*SOURCE MATERIAL:*
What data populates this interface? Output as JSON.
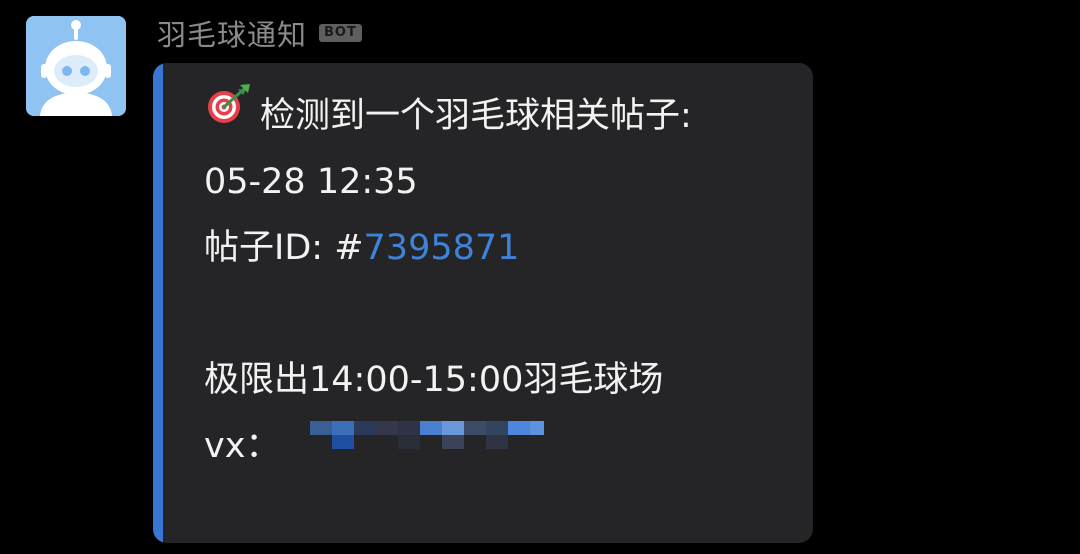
{
  "sender": {
    "name": "羽毛球通知",
    "badge": "BOT"
  },
  "message": {
    "header": "检测到一个羽毛球相关帖子:",
    "header_icon": "dart-target-icon",
    "time": "05-28 12:35",
    "post_id_label": "帖子ID: #",
    "post_id": "7395871",
    "content": "极限出14:00-15:00羽毛球场",
    "contact_label": "vx："
  },
  "colors": {
    "background": "#000000",
    "bubble": "#252527",
    "accent_bar": "#3a76d3",
    "link": "#3f82d8",
    "text": "#f2f2f2",
    "sender": "#8a8a8a"
  }
}
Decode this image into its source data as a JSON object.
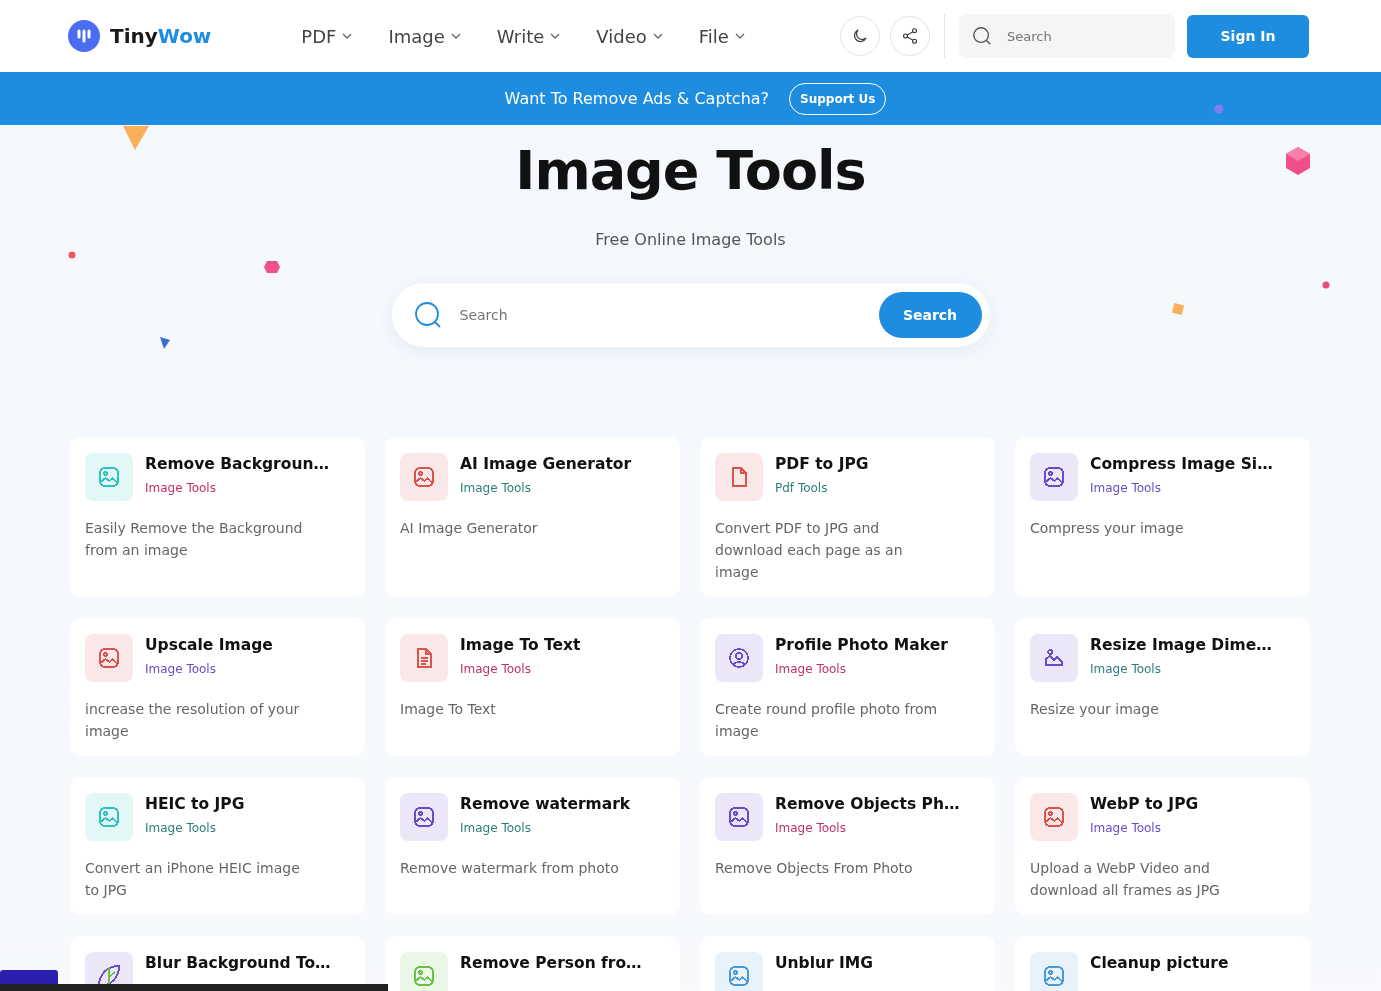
{
  "header": {
    "logo": {
      "first": "Tiny",
      "second": "Wow"
    },
    "nav": [
      {
        "label": "PDF"
      },
      {
        "label": "Image"
      },
      {
        "label": "Write"
      },
      {
        "label": "Video"
      },
      {
        "label": "File"
      }
    ],
    "search": {
      "placeholder": "Search"
    },
    "sign_in": "Sign In"
  },
  "banner": {
    "text": "Want To Remove Ads & Captcha?",
    "button": "Support Us"
  },
  "hero": {
    "title": "Image Tools",
    "subtitle": "Free Online Image Tools",
    "search": {
      "placeholder": "Search",
      "button": "Search"
    }
  },
  "cards": [
    {
      "title": "Remove Backgroun…",
      "tag": {
        "label": "Image Tools",
        "color": "#c0306a"
      },
      "description": "Easily Remove the Background from an image",
      "kind": "image",
      "color": "#2fc2c2"
    },
    {
      "title": "AI Image Generator",
      "tag": {
        "label": "Image Tools",
        "color": "#2e7d7d"
      },
      "description": "AI Image Generator",
      "kind": "image",
      "color": "#d9534f"
    },
    {
      "title": "PDF to JPG",
      "tag": {
        "label": "Pdf Tools",
        "color": "#2e7d7d"
      },
      "description": "Convert PDF to JPG and download each page as an image",
      "kind": "file",
      "color": "#d9534f"
    },
    {
      "title": "Compress Image Si…",
      "tag": {
        "label": "Image Tools",
        "color": "#6a4cc7"
      },
      "description": "Compress your image",
      "kind": "image",
      "color": "#6a4cc7"
    },
    {
      "title": "Upscale Image",
      "tag": {
        "label": "Image Tools",
        "color": "#6a4cc7"
      },
      "description": "increase the resolution of your image",
      "kind": "image",
      "color": "#d9534f"
    },
    {
      "title": "Image To Text",
      "tag": {
        "label": "Image Tools",
        "color": "#c0306a"
      },
      "description": "Image To Text",
      "kind": "document",
      "color": "#d9534f"
    },
    {
      "title": "Profile Photo Maker",
      "tag": {
        "label": "Image Tools",
        "color": "#c0306a"
      },
      "description": "Create round profile photo from image",
      "kind": "profile",
      "color": "#6a4cc7"
    },
    {
      "title": "Resize Image Dime…",
      "tag": {
        "label": "Image Tools",
        "color": "#2e7d7d"
      },
      "description": "Resize your image",
      "kind": "landscape",
      "color": "#6a4cc7"
    },
    {
      "title": "HEIC to JPG",
      "tag": {
        "label": "Image Tools",
        "color": "#2e7d7d"
      },
      "description": "Convert an iPhone HEIC image to JPG",
      "kind": "image",
      "color": "#2fc2c2"
    },
    {
      "title": "Remove watermark",
      "tag": {
        "label": "Image Tools",
        "color": "#2e7d7d"
      },
      "description": "Remove watermark from photo",
      "kind": "image",
      "color": "#6a4cc7"
    },
    {
      "title": "Remove Objects Ph…",
      "tag": {
        "label": "Image Tools",
        "color": "#c0306a"
      },
      "description": "Remove Objects From Photo",
      "kind": "image",
      "color": "#6a4cc7"
    },
    {
      "title": "WebP to JPG",
      "tag": {
        "label": "Image Tools",
        "color": "#6a4cc7"
      },
      "description": "Upload a WebP Video and download all frames as JPG",
      "kind": "image",
      "color": "#d9534f"
    },
    {
      "title": "Blur Background To…",
      "kind": "leaf",
      "color": "#6a4cc7"
    },
    {
      "title": "Remove Person fro…",
      "kind": "image",
      "color": "#6cc04a"
    },
    {
      "title": "Unblur IMG",
      "kind": "image",
      "color": "#4a9ad9"
    },
    {
      "title": "Cleanup picture",
      "kind": "image",
      "color": "#4a9ad9"
    }
  ]
}
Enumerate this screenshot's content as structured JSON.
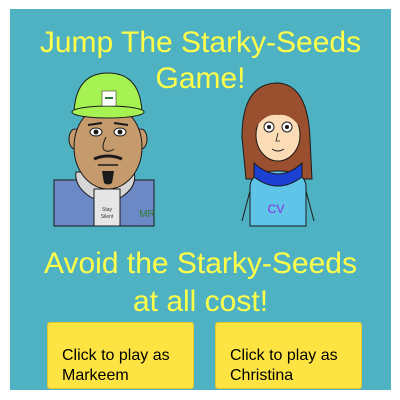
{
  "game": {
    "title_line1": "Jump The Starky-Seeds",
    "title_line2": "Game!",
    "subtitle_line1": "Avoid the Starky-Seeds",
    "subtitle_line2": "at all cost!"
  },
  "characters": {
    "markeem": {
      "initials": "MR",
      "shirt_text_line1": "Stay",
      "shirt_text_line2": "Silent",
      "hat_color": "#a7f253",
      "skin_color": "#c59b6d",
      "shirt_color": "#6c89c6"
    },
    "christina": {
      "initials": "CV",
      "hair_color": "#9a4f2e",
      "skin_color": "#fcdcb6",
      "scarf_color": "#1c3fd4",
      "shirt_color": "#5ec4e8"
    }
  },
  "buttons": {
    "markeem": {
      "line1": "Click to play as",
      "line2": "Markeem"
    },
    "christina": {
      "line1": "Click to play as",
      "line2": "Christina"
    }
  },
  "colors": {
    "background": "#4fb2c3",
    "title_text": "#ffff4a",
    "button": "#fde443"
  }
}
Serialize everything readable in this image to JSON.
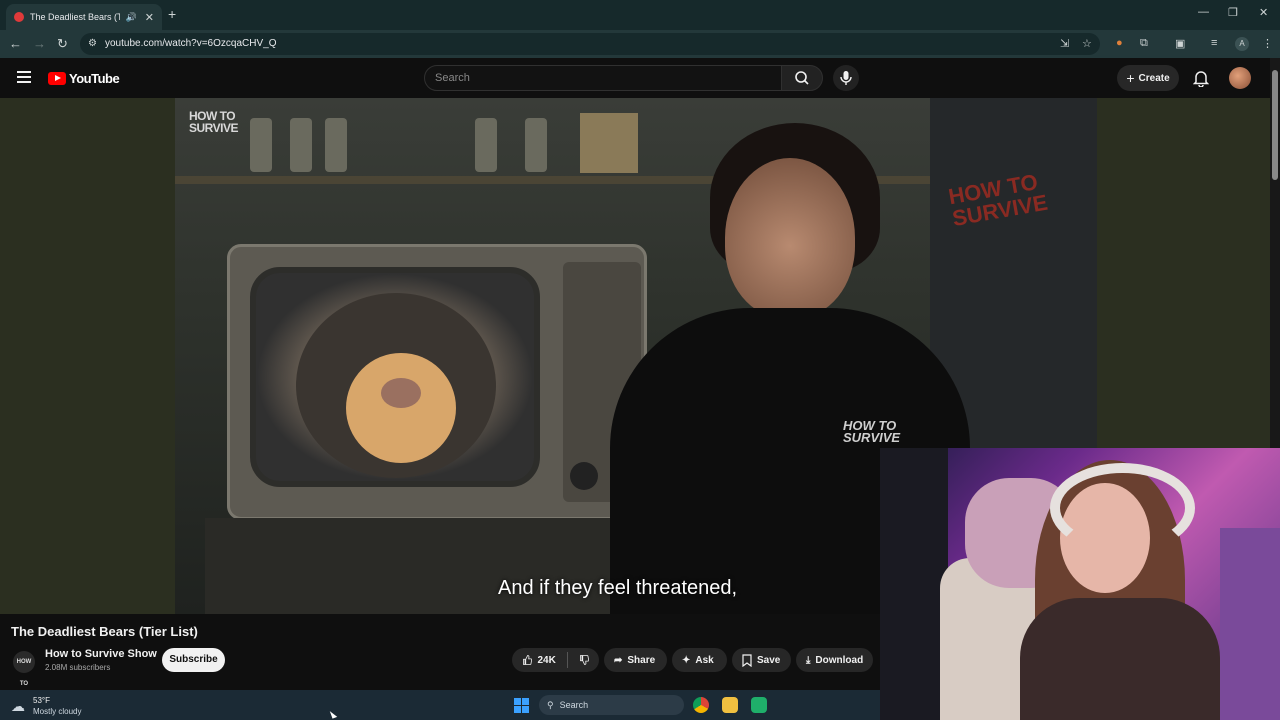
{
  "browser": {
    "tab_title": "The Deadliest Bears (Tier Li",
    "url": "youtube.com/watch?v=6OzcqaCHV_Q",
    "new_tab_label": "+",
    "avatar_letter": "A"
  },
  "masthead": {
    "logo_text": "YouTube",
    "search_placeholder": "Search",
    "create_label": "Create"
  },
  "video": {
    "corner_logo_line1": "HOW TO",
    "corner_logo_line2": "SURVIVE",
    "shirt_logo_line1": "HOW TO",
    "shirt_logo_line2": "SURVIVE",
    "graffiti_line1": "HOW TO",
    "graffiti_line2": "SURVIVE",
    "caption": "And if they feel threatened,"
  },
  "details": {
    "title": "The Deadliest Bears (Tier List)",
    "channel_name": "How to Survive Show",
    "channel_avatar_text": "HOW TO SURVIVE",
    "subscribers": "2.08M subscribers",
    "subscribe_label": "Subscribe",
    "like_count": "24K",
    "share_label": "Share",
    "ask_label": "Ask",
    "save_label": "Save",
    "download_label": "Download"
  },
  "taskbar": {
    "temperature": "53°F",
    "weather_desc": "Mostly cloudy",
    "search_label": "Search"
  },
  "colors": {
    "youtube_red": "#ff0000",
    "page_bg": "#0f0f0f",
    "chrome_bg": "#23383a",
    "taskbar_bg": "#1b2a35"
  }
}
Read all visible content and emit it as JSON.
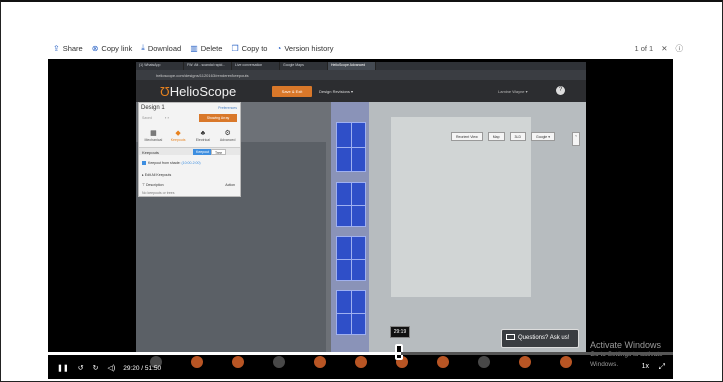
{
  "toolbar": {
    "items": [
      {
        "label": "Share",
        "icon": "share-icon"
      },
      {
        "label": "Copy link",
        "icon": "link-icon"
      },
      {
        "label": "Download",
        "icon": "download-icon"
      },
      {
        "label": "Delete",
        "icon": "trash-icon"
      },
      {
        "label": "Copy to",
        "icon": "copy-icon"
      },
      {
        "label": "Version history",
        "icon": "history-icon"
      }
    ],
    "page_count": "1 of 1",
    "close_glyph": "✕"
  },
  "browser": {
    "tabs": [
      "(1) WhatsApp",
      "FW: Att - scandal rapid...",
      "Live conversation",
      "Google Maps",
      "HelioScope Advanced",
      ""
    ],
    "address": "helioscope.com/designs/1120163/renderer/keepouts",
    "tooltip": "Presenting"
  },
  "app": {
    "logo": "HelioScope",
    "save_button": "Save & Exit",
    "design_revisions": "Design Revisions ▾",
    "user": "Lamine Wayne ▾",
    "panel": {
      "title": "Design 1",
      "preferences": "Preferences",
      "saved": "Saved",
      "show_array": "Showing Array",
      "tools": [
        {
          "label": "Mechanical",
          "glyph": "▦",
          "active": false
        },
        {
          "label": "Keepouts",
          "glyph": "◆",
          "active": true
        },
        {
          "label": "Electrical",
          "glyph": "♣",
          "active": false
        },
        {
          "label": "Advanced",
          "glyph": "⚙",
          "active": false
        }
      ],
      "keepouts_title": "Keepouts",
      "tab_keepout": "Keepout",
      "tab_tree": "Tree",
      "from_shade": "Keepout from shade:",
      "from_shade_value": "(10:00-2:00)",
      "edit_all": "Edit All Keepouts",
      "col_description": "Description",
      "col_action": "Action",
      "empty": "No keepouts or trees"
    },
    "map_buttons": [
      "Reorient View",
      "Map",
      "3LD",
      "Google ▾"
    ],
    "questions": "Questions? Ask us!"
  },
  "watermark": {
    "line1": "Activate Windows",
    "line2": "Go to Settings to activate Windows."
  },
  "player": {
    "tooltip_time": "29:19",
    "current_time": "29:20 / 51:50",
    "progress": 0.565,
    "speed": "1x"
  }
}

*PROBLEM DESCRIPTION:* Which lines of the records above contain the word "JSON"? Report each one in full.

*RESPONSE BELOW:*
What data populates this interface? Output as JSON.
Decode this image into its source data as a JSON object.
Enumerate this screenshot's content as structured JSON.
Serialize everything readable in this image to JSON.
Read all visible content and emit it as JSON.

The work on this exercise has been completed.